If you're like most people, you finally put your 2004 tax return to bed a few short weeks ago. But then comes a sinking realization that you missed a tax deduction or credit opportunity on your return. Or maybe you accidentally failed to report income, miscalculated a capital gain or forgot a business deduction. Should you file an amended return or not? That is the question.
Small Business Tax Deduction Strategies
Section 179 vehicles should be a key part of your small business tax deduction strategies. Can Section 179 property fit in with your business tax strategies?
Let Business Management Daily help you get each and every rental property depreciation credit and business tax deduction you’re entitled to.
Sooner or later, you may decide to sell off your S corporation and retire. If you run a family shop, you may plan to sell your stock to younger family members who are already working in the business.
If you're shopping around for a new business vehicle, take into account the just-released IRS depreciation limits for cars placed in service in 2005.
Did you set up a charitable remainder trust (CRT) at the height of the bull market? If so, your returns may have slipped lately as the market fluctuates. You may be rethinking your idea of setting up a CRT in the first place.
1. Keep receipts, not a list 2. No deduction for 'common' products
If you're like most small business owners, your spouse does odds and ends around the office and pitches in when you need help. This is particularly true in the summer months when other employees take vacation leave.
If you're planning to hire your spouse, he or she (and your company) still must pay federal employment taxes on the wages. But don't let that scare you away from putting your spouse on the payroll. By shifting salary from your pocket to your spouse's pocket, you can successfully pay less in employment taxes than if you earned all the income yourself.

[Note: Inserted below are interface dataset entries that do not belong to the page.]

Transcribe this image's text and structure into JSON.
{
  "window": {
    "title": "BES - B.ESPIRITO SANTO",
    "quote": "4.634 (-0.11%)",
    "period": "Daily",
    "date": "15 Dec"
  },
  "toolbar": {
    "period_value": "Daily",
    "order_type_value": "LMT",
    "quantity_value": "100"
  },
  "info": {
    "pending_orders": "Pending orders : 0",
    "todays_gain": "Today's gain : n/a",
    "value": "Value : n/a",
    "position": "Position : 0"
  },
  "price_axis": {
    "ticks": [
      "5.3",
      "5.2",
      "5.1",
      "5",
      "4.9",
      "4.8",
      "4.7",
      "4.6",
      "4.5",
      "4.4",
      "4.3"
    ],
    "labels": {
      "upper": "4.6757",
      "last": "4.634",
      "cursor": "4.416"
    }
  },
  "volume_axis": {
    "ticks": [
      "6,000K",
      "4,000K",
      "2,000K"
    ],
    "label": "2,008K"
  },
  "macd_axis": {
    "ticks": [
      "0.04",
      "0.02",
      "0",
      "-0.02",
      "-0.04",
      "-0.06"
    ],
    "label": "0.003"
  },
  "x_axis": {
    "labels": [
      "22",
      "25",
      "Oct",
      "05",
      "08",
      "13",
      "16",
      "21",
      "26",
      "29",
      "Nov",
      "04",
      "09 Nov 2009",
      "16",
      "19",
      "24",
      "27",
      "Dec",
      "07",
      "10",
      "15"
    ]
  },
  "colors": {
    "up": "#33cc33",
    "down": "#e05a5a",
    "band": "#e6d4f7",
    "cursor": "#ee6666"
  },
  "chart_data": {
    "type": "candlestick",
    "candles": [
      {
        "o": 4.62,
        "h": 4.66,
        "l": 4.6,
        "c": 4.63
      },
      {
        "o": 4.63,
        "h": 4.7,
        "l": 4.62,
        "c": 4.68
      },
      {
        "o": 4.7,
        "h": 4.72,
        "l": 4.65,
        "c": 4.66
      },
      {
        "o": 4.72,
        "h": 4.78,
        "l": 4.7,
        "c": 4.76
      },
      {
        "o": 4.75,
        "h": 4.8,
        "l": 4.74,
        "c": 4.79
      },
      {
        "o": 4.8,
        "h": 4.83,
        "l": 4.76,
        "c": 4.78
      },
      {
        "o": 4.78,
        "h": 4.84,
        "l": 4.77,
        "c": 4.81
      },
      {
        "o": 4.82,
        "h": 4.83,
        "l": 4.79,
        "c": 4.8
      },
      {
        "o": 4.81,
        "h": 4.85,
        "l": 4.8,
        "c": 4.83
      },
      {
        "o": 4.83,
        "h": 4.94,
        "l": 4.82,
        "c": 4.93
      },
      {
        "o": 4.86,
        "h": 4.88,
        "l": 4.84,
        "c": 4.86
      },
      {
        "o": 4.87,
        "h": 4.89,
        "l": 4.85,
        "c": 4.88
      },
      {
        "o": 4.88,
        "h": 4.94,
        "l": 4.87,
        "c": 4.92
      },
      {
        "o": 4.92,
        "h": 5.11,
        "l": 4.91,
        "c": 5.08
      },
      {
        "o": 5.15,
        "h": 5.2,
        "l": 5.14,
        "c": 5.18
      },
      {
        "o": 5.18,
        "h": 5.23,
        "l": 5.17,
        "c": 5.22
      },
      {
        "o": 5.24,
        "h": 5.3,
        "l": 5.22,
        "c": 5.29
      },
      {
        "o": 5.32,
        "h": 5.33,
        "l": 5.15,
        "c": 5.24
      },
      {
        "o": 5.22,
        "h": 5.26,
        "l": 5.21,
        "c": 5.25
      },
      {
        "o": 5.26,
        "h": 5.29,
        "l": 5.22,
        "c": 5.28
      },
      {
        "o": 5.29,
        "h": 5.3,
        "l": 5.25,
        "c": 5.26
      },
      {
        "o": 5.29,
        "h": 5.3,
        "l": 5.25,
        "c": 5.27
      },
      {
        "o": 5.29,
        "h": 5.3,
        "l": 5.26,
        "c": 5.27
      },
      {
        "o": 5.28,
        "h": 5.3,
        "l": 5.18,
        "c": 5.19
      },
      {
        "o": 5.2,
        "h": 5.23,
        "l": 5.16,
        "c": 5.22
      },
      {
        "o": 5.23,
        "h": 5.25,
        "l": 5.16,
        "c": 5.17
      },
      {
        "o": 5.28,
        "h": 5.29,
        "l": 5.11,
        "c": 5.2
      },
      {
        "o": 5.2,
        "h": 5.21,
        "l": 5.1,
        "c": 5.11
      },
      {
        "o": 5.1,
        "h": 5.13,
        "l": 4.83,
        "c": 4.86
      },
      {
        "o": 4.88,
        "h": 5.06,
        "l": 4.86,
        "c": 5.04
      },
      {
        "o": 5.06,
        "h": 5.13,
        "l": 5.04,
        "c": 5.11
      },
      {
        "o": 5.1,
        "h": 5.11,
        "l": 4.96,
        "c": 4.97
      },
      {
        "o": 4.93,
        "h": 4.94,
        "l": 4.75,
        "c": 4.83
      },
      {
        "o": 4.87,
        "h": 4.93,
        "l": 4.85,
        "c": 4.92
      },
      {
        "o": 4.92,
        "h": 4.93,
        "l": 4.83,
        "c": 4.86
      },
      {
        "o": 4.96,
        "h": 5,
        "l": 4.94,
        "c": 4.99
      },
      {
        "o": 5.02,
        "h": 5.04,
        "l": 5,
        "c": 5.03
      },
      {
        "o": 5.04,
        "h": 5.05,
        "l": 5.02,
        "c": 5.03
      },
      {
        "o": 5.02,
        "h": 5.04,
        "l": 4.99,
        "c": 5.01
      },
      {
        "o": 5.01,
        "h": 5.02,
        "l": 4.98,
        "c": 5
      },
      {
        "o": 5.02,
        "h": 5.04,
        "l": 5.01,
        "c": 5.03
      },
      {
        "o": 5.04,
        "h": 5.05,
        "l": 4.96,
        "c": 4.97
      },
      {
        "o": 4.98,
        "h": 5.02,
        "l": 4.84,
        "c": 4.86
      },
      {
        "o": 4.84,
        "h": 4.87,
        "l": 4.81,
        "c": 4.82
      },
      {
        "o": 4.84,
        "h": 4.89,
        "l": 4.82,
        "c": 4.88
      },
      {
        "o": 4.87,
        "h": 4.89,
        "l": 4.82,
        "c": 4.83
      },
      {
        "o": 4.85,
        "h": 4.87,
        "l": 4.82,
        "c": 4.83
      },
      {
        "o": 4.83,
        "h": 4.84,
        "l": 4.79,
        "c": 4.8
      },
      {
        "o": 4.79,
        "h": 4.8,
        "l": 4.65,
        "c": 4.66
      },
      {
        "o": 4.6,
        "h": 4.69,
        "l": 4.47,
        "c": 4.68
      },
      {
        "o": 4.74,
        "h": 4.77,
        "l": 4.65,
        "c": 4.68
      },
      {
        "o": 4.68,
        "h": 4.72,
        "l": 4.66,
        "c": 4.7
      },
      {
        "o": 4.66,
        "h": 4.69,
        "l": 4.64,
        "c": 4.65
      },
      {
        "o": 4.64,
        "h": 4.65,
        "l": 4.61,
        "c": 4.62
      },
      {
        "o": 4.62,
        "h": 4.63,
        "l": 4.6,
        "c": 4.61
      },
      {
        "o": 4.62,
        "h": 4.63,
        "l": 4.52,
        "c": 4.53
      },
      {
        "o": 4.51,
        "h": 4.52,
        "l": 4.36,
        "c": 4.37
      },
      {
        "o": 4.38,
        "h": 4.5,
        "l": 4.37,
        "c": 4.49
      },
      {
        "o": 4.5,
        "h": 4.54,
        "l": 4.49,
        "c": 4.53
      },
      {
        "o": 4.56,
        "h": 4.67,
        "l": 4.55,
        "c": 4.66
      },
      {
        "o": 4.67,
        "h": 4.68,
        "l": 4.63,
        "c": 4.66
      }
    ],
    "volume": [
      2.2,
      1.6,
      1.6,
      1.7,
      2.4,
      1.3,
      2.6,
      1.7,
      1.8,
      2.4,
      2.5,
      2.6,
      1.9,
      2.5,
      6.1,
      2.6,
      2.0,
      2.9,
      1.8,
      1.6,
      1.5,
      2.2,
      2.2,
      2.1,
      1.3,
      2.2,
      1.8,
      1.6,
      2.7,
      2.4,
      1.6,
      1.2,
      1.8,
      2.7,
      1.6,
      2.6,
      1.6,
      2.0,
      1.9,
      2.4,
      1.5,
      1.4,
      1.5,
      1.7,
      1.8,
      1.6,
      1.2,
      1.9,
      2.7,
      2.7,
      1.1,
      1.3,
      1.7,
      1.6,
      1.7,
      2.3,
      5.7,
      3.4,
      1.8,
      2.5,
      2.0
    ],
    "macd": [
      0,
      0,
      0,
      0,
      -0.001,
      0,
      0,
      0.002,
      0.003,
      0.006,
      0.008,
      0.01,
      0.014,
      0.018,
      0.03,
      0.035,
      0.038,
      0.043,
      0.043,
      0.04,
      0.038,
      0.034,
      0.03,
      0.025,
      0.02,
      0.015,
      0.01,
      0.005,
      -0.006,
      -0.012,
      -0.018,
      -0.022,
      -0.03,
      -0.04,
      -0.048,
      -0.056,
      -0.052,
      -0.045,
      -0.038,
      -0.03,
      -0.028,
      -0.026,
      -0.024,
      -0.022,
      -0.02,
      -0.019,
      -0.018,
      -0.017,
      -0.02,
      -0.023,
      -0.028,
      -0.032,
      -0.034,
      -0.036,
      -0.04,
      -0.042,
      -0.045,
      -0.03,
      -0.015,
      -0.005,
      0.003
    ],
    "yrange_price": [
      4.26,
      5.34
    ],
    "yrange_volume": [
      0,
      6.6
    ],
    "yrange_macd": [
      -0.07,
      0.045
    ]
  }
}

The sheer complexity of the tax code causes many people to put their faith in anyone who promises tax-reduction magic. That's why the IRS rings its warning bell each spring, identifying the top tax scams being pitched by unscrupulous tax promoters.
If your company owns a weekend retreat where you like to enjoy the great outdoors, you probably know that the IRS's "entertainment facility" rules typically prevent you from deducting depreciation and related expenses for the place, even if you entertain clients there.
Are you ready to knock down a deteriorating investment property or business building and construct a new building in its place?